◆ What you need to do: The records should be written out in full, with nothing altered.

(Dataset items)

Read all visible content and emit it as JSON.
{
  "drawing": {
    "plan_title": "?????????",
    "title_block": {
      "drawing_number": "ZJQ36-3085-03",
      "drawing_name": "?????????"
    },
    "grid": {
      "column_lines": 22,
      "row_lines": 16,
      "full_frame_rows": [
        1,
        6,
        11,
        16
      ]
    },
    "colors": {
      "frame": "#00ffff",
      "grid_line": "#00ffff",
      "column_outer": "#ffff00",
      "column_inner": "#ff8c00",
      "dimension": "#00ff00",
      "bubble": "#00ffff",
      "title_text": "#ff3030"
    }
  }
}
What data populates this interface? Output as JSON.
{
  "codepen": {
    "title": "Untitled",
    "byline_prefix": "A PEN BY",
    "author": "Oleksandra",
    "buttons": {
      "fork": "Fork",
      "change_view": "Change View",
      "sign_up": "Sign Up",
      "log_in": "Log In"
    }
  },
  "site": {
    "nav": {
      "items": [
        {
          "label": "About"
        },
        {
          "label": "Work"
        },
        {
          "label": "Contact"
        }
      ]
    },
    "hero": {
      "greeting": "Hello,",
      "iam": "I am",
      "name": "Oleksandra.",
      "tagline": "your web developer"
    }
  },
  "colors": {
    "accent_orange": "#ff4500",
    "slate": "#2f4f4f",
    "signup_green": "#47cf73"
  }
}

◆ Your response:
Read all visible content and emit it as JSON.
{
  "drawing": {
    "plan_title": "?????????",
    "title_block": {
      "drawing_number": "ZJQ36-3085-03",
      "drawing_name": "?????????"
    },
    "grid": {
      "column_lines": 22,
      "row_lines": 16,
      "full_frame_rows": [
        1,
        6,
        11,
        16
      ]
    },
    "colors": {
      "frame": "#00ffff",
      "grid_line": "#00ffff",
      "column_outer": "#ffff00",
      "column_inner": "#ff8c00",
      "dimension": "#00ff00",
      "bubble": "#00ffff",
      "title_text": "#ff3030"
    }
  }
}
What data populates this interface? Output as JSON.
{
  "codepen": {
    "title": "Untitled",
    "byline_prefix": "A PEN BY",
    "author": "Oleksandra",
    "buttons": {
      "fork": "Fork",
      "change_view": "Change View",
      "sign_up": "Sign Up",
      "log_in": "Log In"
    }
  },
  "site": {
    "nav": {
      "items": [
        {
          "label": "About"
        },
        {
          "label": "Work"
        },
        {
          "label": "Contact"
        }
      ]
    },
    "hero": {
      "greeting": "Hello,",
      "iam": "I am",
      "name": "Oleksandra.",
      "tagline": "your web developer"
    }
  },
  "colors": {
    "accent_orange": "#ff4500",
    "slate": "#2f4f4f",
    "signup_green": "#47cf73"
  }
}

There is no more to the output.